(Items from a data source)
========

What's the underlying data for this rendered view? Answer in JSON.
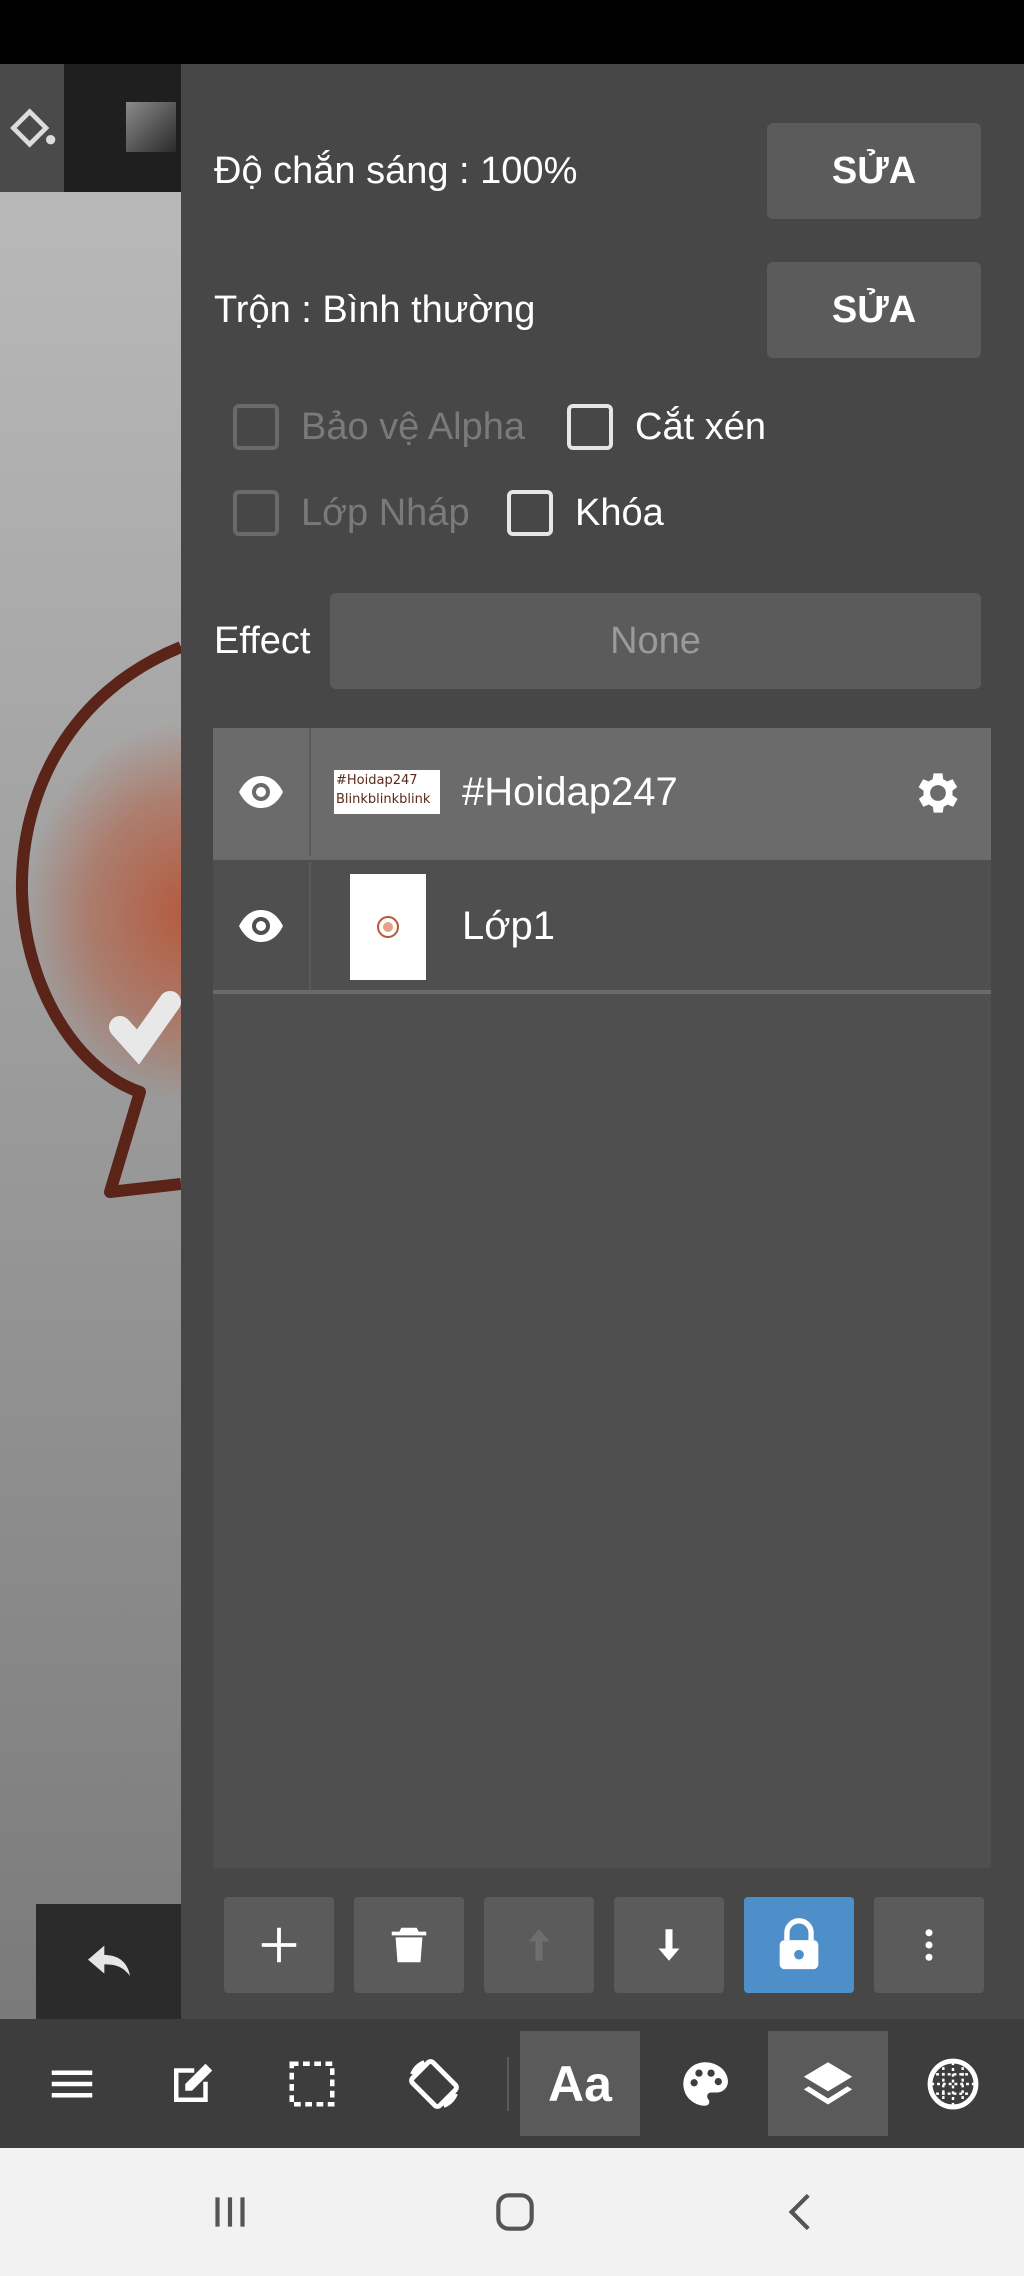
{
  "panel": {
    "opacity_label": "Độ chắn sáng : 100%",
    "opacity_edit": "SỬA",
    "blend_label": "Trộn : Bình thường",
    "blend_edit": "SỬA",
    "checks": {
      "alpha_protect": "Bảo vệ Alpha",
      "clipping": "Cắt xén",
      "draft_layer": "Lớp Nháp",
      "lock": "Khóa"
    },
    "effect_label": "Effect",
    "effect_value": "None"
  },
  "layers": [
    {
      "name": "#Hoidap247",
      "thumb_line1": "#Hoidap247",
      "thumb_line2": "Blinkblinkblink",
      "selected": true,
      "visible": true
    },
    {
      "name": "Lớp1",
      "selected": false,
      "visible": true
    }
  ],
  "action_bar": [
    "add-layer",
    "delete-layer",
    "move-up",
    "move-down",
    "lock",
    "more"
  ],
  "app_toolbar": {
    "text_tool_label": "Aa",
    "active_tool": "layers"
  },
  "colors": {
    "panel_bg": "#474747",
    "button_bg": "#5b5b5b",
    "selected_layer_bg": "#6b6b6b",
    "lock_active": "#4f8fc9",
    "app_toolbar_bg": "#3d3d3d",
    "artwork_stroke": "#6a2a1a",
    "artwork_glow": "#b5583a"
  }
}
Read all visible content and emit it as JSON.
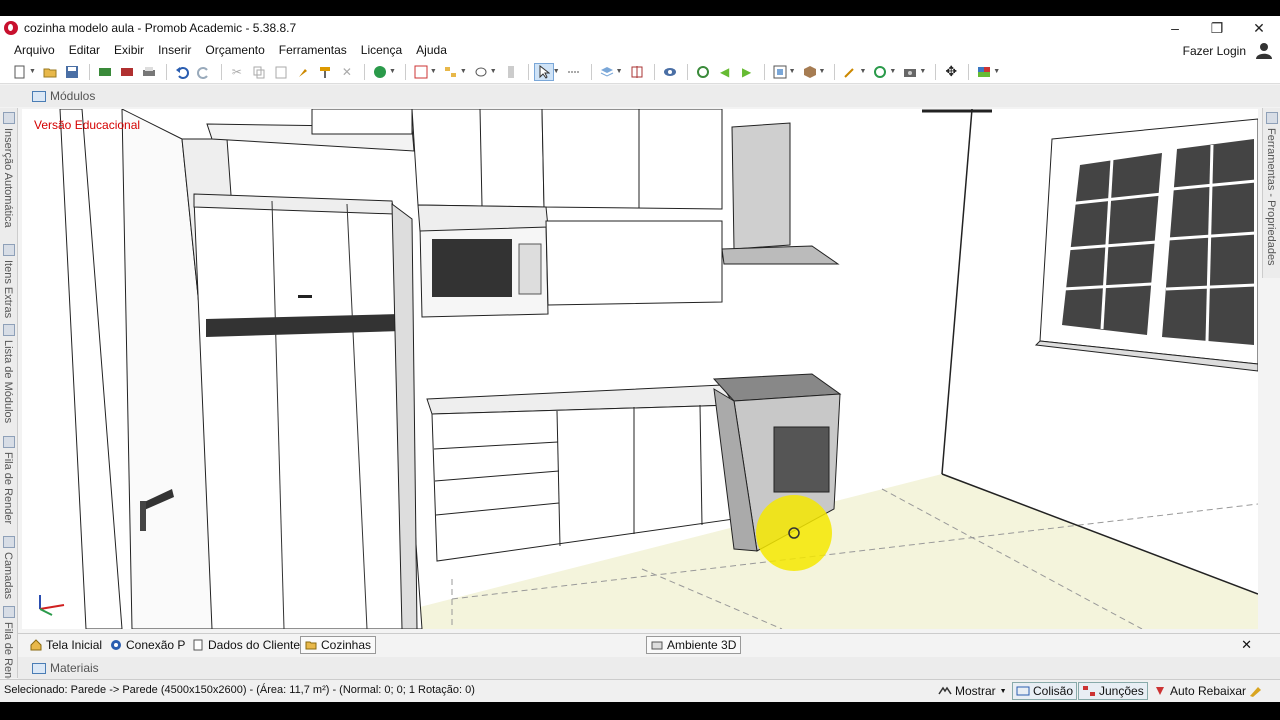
{
  "window": {
    "title": "cozinha modelo aula - Promob Academic - 5.38.8.7",
    "minimize": "–",
    "maximize": "❐",
    "close": "✕"
  },
  "menu": [
    "Arquivo",
    "Editar",
    "Exibir",
    "Inserir",
    "Orçamento",
    "Ferramentas",
    "Licença",
    "Ajuda"
  ],
  "login_label": "Fazer Login",
  "modules_tab": "Módulos",
  "left_dock": [
    "Inserção Automática",
    "Itens Extras",
    "Lista de Módulos",
    "Fila de Render",
    "Camadas",
    "Fila de Rend"
  ],
  "right_dock": "Ferramentas - Propriedades",
  "viewport": {
    "watermark": "Versão Educacional"
  },
  "bottom_tabs": [
    "Tela Inicial",
    "Conexão P",
    "Dados do Cliente",
    "Cozinhas",
    "Ambiente 3D"
  ],
  "close_label": "✕",
  "materials_tab": "Materiais",
  "status": {
    "text": "Selecionado: Parede -> Parede (4500x150x2600) - (Área: 11,7 m²) - (Normal: 0; 0; 1 Rotação: 0)",
    "show": "Mostrar",
    "collision": "Colisão",
    "joints": "Junções",
    "auto_lower": "Auto Rebaixar"
  },
  "colors": {
    "accent": "#3a78c2",
    "watermark": "#d40000",
    "highlight": "#f5e800",
    "floor": "#f4f4dc"
  }
}
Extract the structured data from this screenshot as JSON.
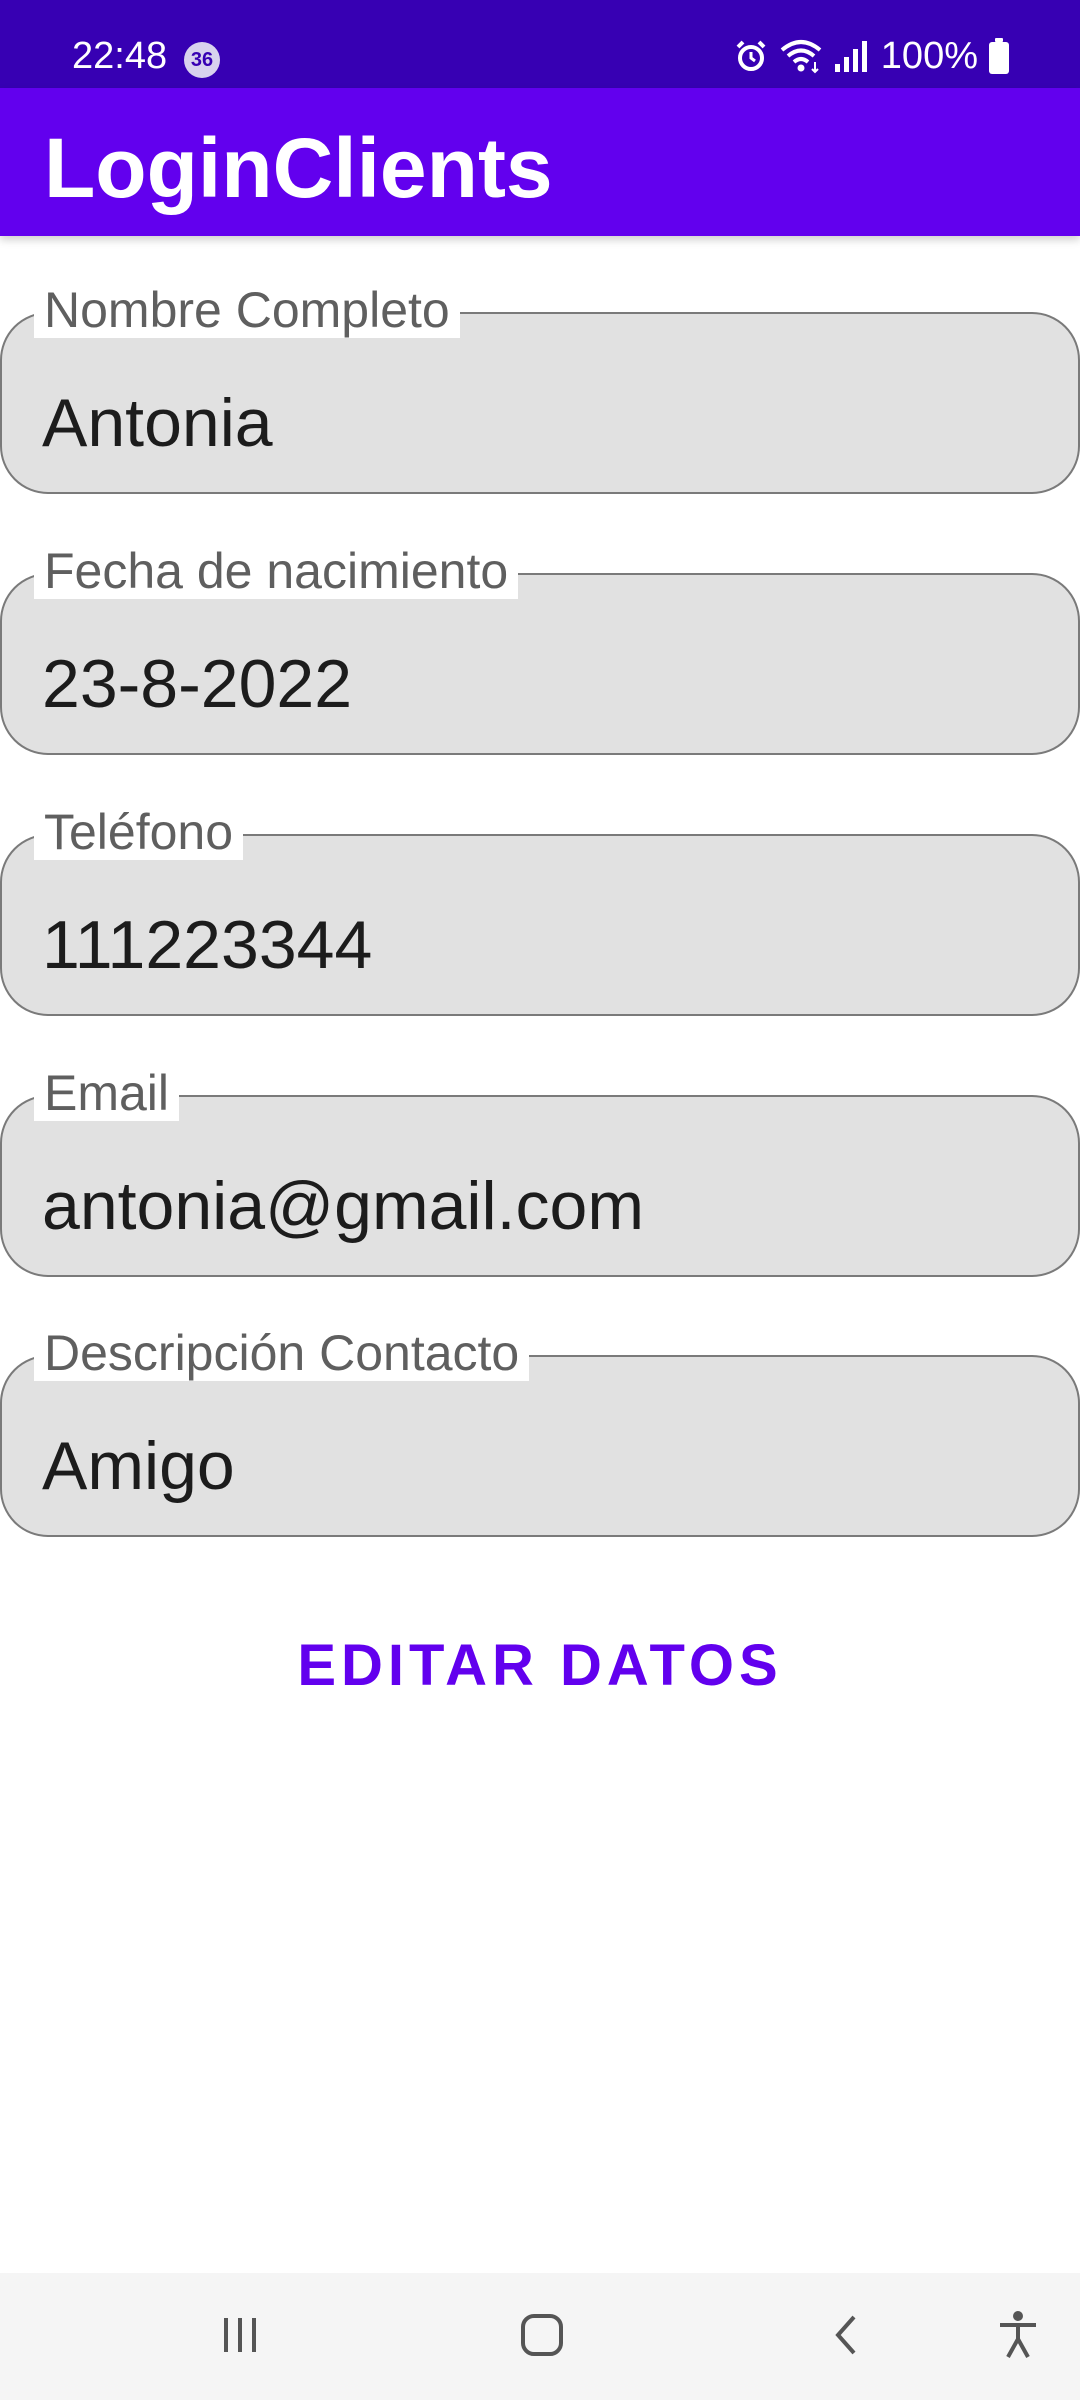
{
  "status_bar": {
    "time": "22:48",
    "notification_count": "36",
    "battery": "100%",
    "icons": [
      "alarm-icon",
      "wifi-icon",
      "signal-icon",
      "battery-icon"
    ]
  },
  "app_bar": {
    "title": "LoginClients",
    "background": "#6200ee"
  },
  "form": {
    "fields": [
      {
        "label": "Nombre Completo",
        "value": "Antonia"
      },
      {
        "label": "Fecha de nacimiento",
        "value": "23-8-2022"
      },
      {
        "label": "Teléfono",
        "value": "111223344"
      },
      {
        "label": "Email",
        "value": "antonia@gmail.com"
      },
      {
        "label": "Descripción Contacto",
        "value": "Amigo"
      }
    ]
  },
  "actions": {
    "edit_label": "EDITAR DATOS",
    "accent": "#6200ee"
  },
  "nav_bar": {
    "icons": [
      "recents-icon",
      "home-icon",
      "back-icon",
      "accessibility-icon"
    ]
  },
  "colors": {
    "status_bar": "#3700b3",
    "field_fill": "#e1e1e1",
    "field_border": "#7a7a7a"
  }
}
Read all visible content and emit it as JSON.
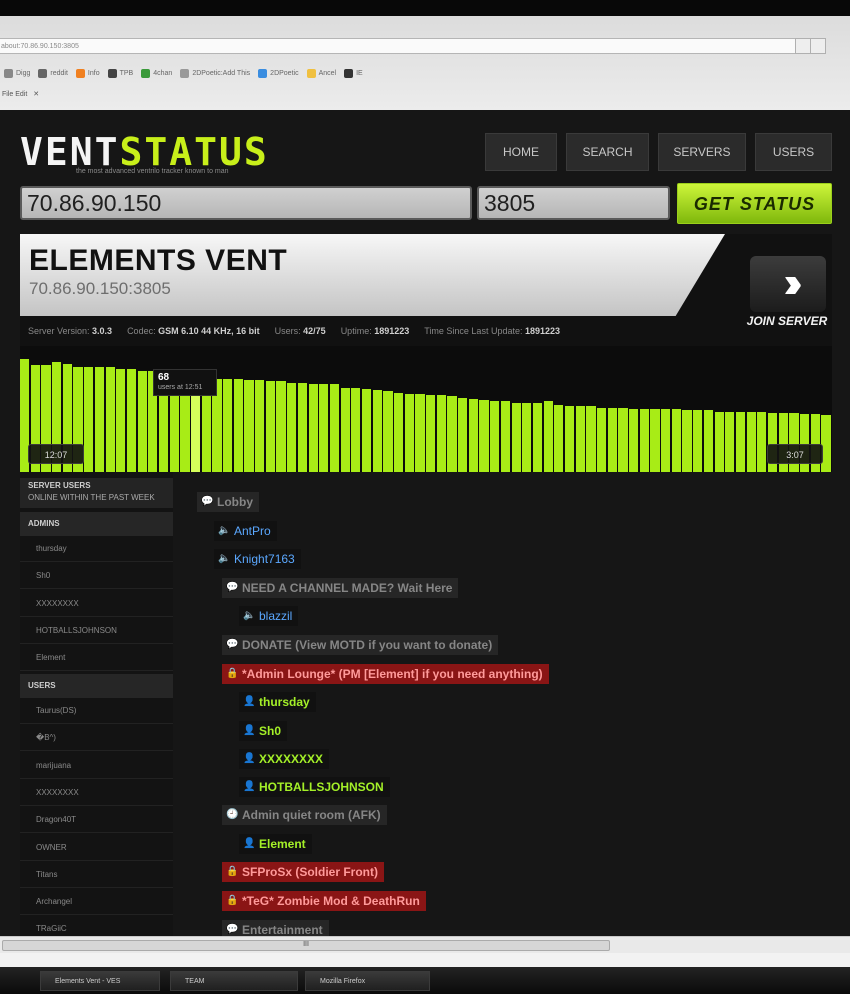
{
  "browser": {
    "address": "about:70.86.90.150:3805",
    "bookmarks": [
      {
        "label": "Digg",
        "color": "#888"
      },
      {
        "label": "reddit",
        "color": "#666"
      },
      {
        "label": "Info",
        "color": "#f08020"
      },
      {
        "label": "TPB",
        "color": "#444"
      },
      {
        "label": "4chan",
        "color": "#3a9a3a"
      },
      {
        "label": "2DPoetic:Add This",
        "color": "#999"
      },
      {
        "label": "2DPoetic",
        "color": "#3a8de0"
      },
      {
        "label": "Ancel",
        "color": "#f0c040"
      },
      {
        "label": "IE",
        "color": "#333"
      }
    ],
    "menu_text": "File  Edit"
  },
  "site": {
    "logo_vent": "VENT",
    "logo_status": "STATUS",
    "tagline": "the most advanced ventrilo tracker known to man",
    "nav": [
      "HOME",
      "SEARCH",
      "SERVERS",
      "USERS"
    ],
    "ip_value": "70.86.90.150",
    "port_value": "3805",
    "get_status": "GET STATUS"
  },
  "server": {
    "name": "ELEMENTS VENT",
    "address": "70.86.90.150:3805",
    "join_label": "JOIN SERVER",
    "join_icon": "double-chevron-right",
    "info": [
      {
        "label": "Server Version:",
        "value": "3.0.3"
      },
      {
        "label": "Codec:",
        "value": "GSM 6.10 44 KHz, 16 bit"
      },
      {
        "label": "Users:",
        "value": "42/75"
      },
      {
        "label": "Uptime:",
        "value": "1891223"
      },
      {
        "label": "Time Since Last Update:",
        "value": "1891223"
      }
    ]
  },
  "graph": {
    "bar_color": "#a8ec16",
    "max": 100,
    "values": [
      90,
      85,
      85,
      87,
      86,
      83,
      83,
      83,
      83,
      82,
      82,
      80,
      80,
      78,
      72,
      69,
      70,
      72,
      74,
      74,
      74,
      73,
      73,
      72,
      72,
      71,
      71,
      70,
      70,
      70,
      67,
      67,
      66,
      65,
      64,
      63,
      62,
      62,
      61,
      61,
      60,
      59,
      58,
      57,
      56,
      56,
      55,
      55,
      55,
      56,
      53,
      52,
      52,
      52,
      51,
      51,
      51,
      50,
      50,
      50,
      50,
      50,
      49,
      49,
      49,
      48,
      48,
      48,
      48,
      48,
      47,
      47,
      47,
      46,
      46,
      45
    ],
    "highlight_index": 16,
    "tooltip_value": "68",
    "tooltip_label": "users at 12:51",
    "start_time": "12:07",
    "end_time": "3:07"
  },
  "sidebar": {
    "title": "SERVER USERS",
    "subtitle": "ONLINE WITHIN THE PAST WEEK",
    "admins_label": "ADMINS",
    "admins": [
      "thursday",
      "Sh0",
      "XXXXXXXX",
      "HOTBALLSJOHNSON",
      "Element"
    ],
    "users_label": "USERS",
    "users": [
      "Taurus(DS)",
      "�B^)",
      "marijuana",
      "XXXXXXXX",
      "Dragon40T",
      "OWNER",
      "Titans",
      "Archangel",
      "TRaGiiC"
    ]
  },
  "tree": [
    {
      "text": "Lobby",
      "kind": "ch-grey",
      "icon": "chat-bubble-icon",
      "glyph": "💬",
      "indent": 0
    },
    {
      "text": "AntPro",
      "kind": "u-spk",
      "icon": "speaker-icon",
      "glyph": "🔈",
      "indent": 1
    },
    {
      "text": "Knight7163",
      "kind": "u-spk",
      "icon": "speaker-icon",
      "glyph": "🔈",
      "indent": 1
    },
    {
      "text": "NEED A CHANNEL MADE? Wait Here",
      "kind": "ch-grey",
      "icon": "chat-bubble-icon",
      "glyph": "💬",
      "indent": 2
    },
    {
      "text": "blazzil",
      "kind": "u-spk",
      "icon": "speaker-icon",
      "glyph": "🔈",
      "indent": 3
    },
    {
      "text": "DONATE (View MOTD if you want to donate)",
      "kind": "ch-grey",
      "icon": "chat-bubble-icon",
      "glyph": "💬",
      "indent": 2
    },
    {
      "text": "*Admin Lounge* (PM [Element] if you need anything)",
      "kind": "ch-red",
      "icon": "lock-icon",
      "glyph": "🔒",
      "indent": 2
    },
    {
      "text": "thursday",
      "kind": "u-grn",
      "icon": "user-icon",
      "glyph": "👤",
      "indent": 3
    },
    {
      "text": "Sh0",
      "kind": "u-grn",
      "icon": "user-icon",
      "glyph": "👤",
      "indent": 3
    },
    {
      "text": "XXXXXXXX",
      "kind": "u-grn",
      "icon": "user-icon",
      "glyph": "👤",
      "indent": 3
    },
    {
      "text": "HOTBALLSJOHNSON",
      "kind": "u-grn",
      "icon": "user-icon",
      "glyph": "👤",
      "indent": 3
    },
    {
      "text": "Admin quiet room (AFK)",
      "kind": "ch-grey",
      "icon": "clock-icon",
      "glyph": "🕘",
      "indent": 2
    },
    {
      "text": "Element",
      "kind": "u-grn",
      "icon": "user-icon",
      "glyph": "👤",
      "indent": 3
    },
    {
      "text": "SFProSx (Soldier Front)",
      "kind": "ch-red",
      "icon": "lock-icon",
      "glyph": "🔒",
      "indent": 2
    },
    {
      "text": "*TeG* Zombie Mod & DeathRun",
      "kind": "ch-red",
      "icon": "lock-icon",
      "glyph": "🔒",
      "indent": 2
    },
    {
      "text": "Entertainment",
      "kind": "ch-grey",
      "icon": "chat-bubble-icon",
      "glyph": "💬",
      "indent": 2
    }
  ],
  "bottom": {
    "scroll_grip": "III",
    "tasks": [
      "Elements Vent - VES",
      "TEAM",
      "Mozilla Firefox"
    ]
  }
}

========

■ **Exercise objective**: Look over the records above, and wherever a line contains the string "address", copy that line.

■ **Solution for this task**:
    "address": "about:70.86.90.150:3805",
    "address": "70.86.90.150:3805",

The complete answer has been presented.